: http://files.eric.ed.gov/fulltext/ED495953.pdf . 16. Sztanderska U., Elżbieta Drogosz-Zabłocka E. (eds.). (2013), Koszty edukacji ponadgimnazjalnej i policealnej [The Costs of Middle and Secondary Education], Instytut Badań Edukacyjnych. 17. Thomas S.M., Mortimore P. (1996), Comparison of value added models for secondary school effectiveness , “Research Papers in Education”, No. 11, pp.5-33, DOI: 10.1080/0267152960110103 18. Timmermans A.C., Doolaard S., de Wolf I. (2011), Conceptual and empirical differences among various value-added models for accountability

states, we can simply look at the accountability programs adopted by (arguably) the three most widely studied states to date: Texas, North Carolina and California. The rewards program implemented in Texas is essentially based on a “value-addedmodel that uses year-to-year test score gains as the evaluation metric. The use of the value added model could be rationalized from a statistical point of view if the relationship between intake and follow-up achievement is linear with a unit slope, whence score gains become the outcome of interest.2 Unlike the Texas program

References Braun, H. I. (2013). Value-added modeling and the power of magical thinking. Ensaio: Evaluation of Public Policies in Education [Brazil] 21115–130. doi: 10.1590/S0104-40362013000100007 Campbell, D. T., & Stanley, J. C. (1963). Experimental and quasi-experimental designs for research on teaching. In N. L. Gage (Ed.), Handbook of research on teaching. Chicago, IL: Rand McNally. Cartwright, N. (2014). Causal Inference. In N. Cartwright & E. Montuschi (Eds.), Philosophy of Social Science (pp. 308–326). Oxford, UK: Oxford University Press. Chambers, J
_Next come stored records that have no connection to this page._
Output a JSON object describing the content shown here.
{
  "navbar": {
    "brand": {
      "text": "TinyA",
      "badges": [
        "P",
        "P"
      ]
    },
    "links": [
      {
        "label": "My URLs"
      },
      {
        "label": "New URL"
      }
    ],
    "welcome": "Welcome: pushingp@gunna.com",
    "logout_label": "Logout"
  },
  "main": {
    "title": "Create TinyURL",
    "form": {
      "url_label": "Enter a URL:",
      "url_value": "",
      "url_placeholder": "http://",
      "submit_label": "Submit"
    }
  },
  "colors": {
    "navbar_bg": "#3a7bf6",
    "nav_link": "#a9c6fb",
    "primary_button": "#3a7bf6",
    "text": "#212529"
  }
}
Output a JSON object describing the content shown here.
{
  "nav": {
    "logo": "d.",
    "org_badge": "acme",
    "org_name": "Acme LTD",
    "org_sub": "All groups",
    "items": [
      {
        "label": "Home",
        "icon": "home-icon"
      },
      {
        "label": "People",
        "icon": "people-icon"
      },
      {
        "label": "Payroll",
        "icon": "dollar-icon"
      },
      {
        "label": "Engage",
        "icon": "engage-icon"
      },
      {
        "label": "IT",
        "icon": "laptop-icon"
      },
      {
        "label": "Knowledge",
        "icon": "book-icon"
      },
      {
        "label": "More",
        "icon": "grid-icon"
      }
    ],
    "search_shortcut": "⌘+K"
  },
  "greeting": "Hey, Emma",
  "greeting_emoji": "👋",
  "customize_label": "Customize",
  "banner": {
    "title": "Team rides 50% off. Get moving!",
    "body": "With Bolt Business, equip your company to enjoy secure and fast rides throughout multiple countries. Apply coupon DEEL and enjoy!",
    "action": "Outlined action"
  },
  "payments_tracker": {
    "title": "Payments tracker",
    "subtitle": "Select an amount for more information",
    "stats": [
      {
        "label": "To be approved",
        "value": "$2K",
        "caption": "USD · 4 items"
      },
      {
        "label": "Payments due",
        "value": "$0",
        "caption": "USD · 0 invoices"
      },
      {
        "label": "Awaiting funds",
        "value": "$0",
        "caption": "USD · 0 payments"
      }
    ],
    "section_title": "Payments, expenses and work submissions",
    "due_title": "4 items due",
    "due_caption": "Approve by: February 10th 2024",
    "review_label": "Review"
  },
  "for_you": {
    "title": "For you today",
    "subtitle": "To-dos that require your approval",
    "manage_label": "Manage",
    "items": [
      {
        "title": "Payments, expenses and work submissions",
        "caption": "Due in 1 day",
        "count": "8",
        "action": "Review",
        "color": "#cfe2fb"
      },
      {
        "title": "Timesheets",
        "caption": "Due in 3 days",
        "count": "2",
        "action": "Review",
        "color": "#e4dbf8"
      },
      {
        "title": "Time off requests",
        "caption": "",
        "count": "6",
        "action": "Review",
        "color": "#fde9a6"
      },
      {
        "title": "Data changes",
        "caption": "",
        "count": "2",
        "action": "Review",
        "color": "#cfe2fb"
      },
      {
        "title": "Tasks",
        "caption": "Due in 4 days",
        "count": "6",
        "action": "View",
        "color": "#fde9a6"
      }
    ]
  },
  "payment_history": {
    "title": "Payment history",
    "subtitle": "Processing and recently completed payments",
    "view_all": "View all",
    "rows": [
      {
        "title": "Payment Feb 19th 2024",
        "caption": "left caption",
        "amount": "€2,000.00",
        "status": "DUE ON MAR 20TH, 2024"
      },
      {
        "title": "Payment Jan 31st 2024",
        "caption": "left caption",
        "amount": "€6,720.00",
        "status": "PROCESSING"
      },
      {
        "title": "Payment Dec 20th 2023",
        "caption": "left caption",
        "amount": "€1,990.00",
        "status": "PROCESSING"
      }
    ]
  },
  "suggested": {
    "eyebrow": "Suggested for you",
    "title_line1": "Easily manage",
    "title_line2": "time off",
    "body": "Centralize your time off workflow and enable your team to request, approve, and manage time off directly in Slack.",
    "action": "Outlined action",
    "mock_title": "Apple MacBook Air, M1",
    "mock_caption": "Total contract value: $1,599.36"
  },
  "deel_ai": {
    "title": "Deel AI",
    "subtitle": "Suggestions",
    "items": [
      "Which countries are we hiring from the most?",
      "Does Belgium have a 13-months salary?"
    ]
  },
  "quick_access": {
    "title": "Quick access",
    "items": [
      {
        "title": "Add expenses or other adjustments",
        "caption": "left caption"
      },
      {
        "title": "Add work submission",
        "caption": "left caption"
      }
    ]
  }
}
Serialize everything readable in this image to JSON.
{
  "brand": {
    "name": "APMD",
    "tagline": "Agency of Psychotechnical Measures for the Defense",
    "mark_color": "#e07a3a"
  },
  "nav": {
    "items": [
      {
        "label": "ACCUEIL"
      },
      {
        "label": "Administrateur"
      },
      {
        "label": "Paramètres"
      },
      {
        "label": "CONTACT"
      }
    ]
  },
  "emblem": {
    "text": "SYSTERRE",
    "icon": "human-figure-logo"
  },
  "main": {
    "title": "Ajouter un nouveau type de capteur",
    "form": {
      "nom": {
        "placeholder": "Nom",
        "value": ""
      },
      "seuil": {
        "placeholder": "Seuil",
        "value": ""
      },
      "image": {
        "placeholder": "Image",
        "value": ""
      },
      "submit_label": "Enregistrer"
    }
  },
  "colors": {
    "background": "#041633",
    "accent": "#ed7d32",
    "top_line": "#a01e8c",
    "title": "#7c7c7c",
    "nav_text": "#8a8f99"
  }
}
J.A. Boydston (Ed.), Middle works of John Dewey , Vol. 7: 1912–1914 . Carbondale, IL: Southern Illinois University Press. Doran, H.C., & Lockwood, J.R. (2006). Fitting value-added models. Journal of Educational and Behavioral Statistics , 31 (2). Durand, M. (2013). Human activity, social practices and lifelong education: an introduction. International Journal of Lifelong Education , 32 (1). Frabboni, F. (2004). Il laboratorio . Laterza: Roma-Bari. Frauenfelder, E., & Santoianni, F. (2002). Percorsi dell’apprendimento percorsi per l’insegnamento . Armando

, 35–36, 40–42, 50 examinee choice and, 86, 101 optional SAT policy and, 9 value-added models and, 121, 132–33 Encyclopedia of Statistics in Behavioral Sci- ence, 123n5 English, 104, 128 aptitude tests and, 22, 25, 27, 52n21, 55 comparative analysis of tests and, 61–70 examinee choice and, 75–76 entrance exams. See admissions exams Ephraimites, 4–5 epistemology, 1–4, 158 equating comparative analysis and, 57–72 co-scaling and, 62–66, 70 equipercentile, 61n2 evidence-based, 24–25 examinee choice and, 77–79, 83–88, 101 faith-based, 24–25 language and, 25